Millions Rely On Fictional Mortgage Benefit
Around 3.85 million home owners believe that a non existent state benefit will enable them to keep up with mortgage repayments in the event of losing their income. Almost one in ten home owners wrongly believe that the government will pay their mortgage if they are unable to do so for reasons such as redundancy or illness, according to new research. However, the government will not help anyone with mortgage payments for the first nine months of unemployment and after that, unemployment assistance is only offered to a select group of people who have mortgages of less than £100,000. A further seven per cent of those surveyed by Lincoln Financial Group were not sure whether government assistance is available, and were seemingly unaware that the last Conservative government scrapped state aid in 1995. Ian Noble, head of strategic partnerships at Lincoln Financial Group, said that the figures were a warning that million of Britons are enjoying a false sense of financial security, believing that the government will provide financial assistance if and when required.

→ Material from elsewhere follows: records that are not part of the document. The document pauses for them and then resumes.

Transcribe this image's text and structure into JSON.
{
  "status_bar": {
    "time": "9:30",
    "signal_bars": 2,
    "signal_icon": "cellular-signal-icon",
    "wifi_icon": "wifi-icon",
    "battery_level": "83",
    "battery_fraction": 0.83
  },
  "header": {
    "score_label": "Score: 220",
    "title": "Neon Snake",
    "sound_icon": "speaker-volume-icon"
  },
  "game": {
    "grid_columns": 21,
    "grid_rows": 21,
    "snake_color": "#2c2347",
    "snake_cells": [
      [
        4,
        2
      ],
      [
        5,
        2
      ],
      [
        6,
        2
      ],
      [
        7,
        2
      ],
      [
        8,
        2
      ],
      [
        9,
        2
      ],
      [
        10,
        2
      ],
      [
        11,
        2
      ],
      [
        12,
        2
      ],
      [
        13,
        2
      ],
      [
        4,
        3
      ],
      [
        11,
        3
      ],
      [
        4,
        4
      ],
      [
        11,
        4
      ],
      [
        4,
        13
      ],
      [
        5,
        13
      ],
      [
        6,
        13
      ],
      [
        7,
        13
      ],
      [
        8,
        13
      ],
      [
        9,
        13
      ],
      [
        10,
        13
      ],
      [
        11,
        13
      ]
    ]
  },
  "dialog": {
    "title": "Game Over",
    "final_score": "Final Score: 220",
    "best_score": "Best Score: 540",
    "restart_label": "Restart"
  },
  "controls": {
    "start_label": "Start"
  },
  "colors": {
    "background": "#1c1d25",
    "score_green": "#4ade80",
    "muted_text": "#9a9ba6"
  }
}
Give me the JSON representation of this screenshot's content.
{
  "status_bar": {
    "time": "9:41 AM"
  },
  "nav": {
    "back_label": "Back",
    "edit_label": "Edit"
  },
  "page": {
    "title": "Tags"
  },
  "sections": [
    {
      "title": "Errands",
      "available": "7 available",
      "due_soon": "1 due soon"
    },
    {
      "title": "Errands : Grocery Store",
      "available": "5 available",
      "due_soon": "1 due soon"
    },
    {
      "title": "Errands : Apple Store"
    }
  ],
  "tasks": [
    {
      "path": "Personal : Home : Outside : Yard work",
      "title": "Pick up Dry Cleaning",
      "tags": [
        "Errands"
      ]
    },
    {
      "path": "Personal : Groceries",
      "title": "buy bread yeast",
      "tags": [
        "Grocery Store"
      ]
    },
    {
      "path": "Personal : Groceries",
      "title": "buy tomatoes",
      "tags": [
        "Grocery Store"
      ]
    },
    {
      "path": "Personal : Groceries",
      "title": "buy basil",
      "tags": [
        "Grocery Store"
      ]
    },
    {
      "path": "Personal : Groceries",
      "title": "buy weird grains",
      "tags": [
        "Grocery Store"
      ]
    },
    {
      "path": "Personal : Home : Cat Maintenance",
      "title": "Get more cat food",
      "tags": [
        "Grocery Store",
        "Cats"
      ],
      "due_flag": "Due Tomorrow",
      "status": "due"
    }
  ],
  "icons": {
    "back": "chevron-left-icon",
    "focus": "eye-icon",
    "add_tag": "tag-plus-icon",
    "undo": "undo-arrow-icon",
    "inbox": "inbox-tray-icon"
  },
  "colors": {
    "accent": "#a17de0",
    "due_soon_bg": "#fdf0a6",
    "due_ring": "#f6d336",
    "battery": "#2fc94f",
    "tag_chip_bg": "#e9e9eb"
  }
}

"That is not the case unfortunately. The government is not going to pay for your mortgage if you lose your job, and assuming that it will place people in real danger is a large risk as it suggests they have no other mortgage protection plan in place," said Mr. Noble. Indicative of this perhaps is the news that mortgage repossessions are still continuing to rise dramatically, with repossession orders in England and Wales in the first three months of 2006 witnessing a 57 per cent rise. © Adfero Ltd.
Vintage Books Articles
Vintage Books Books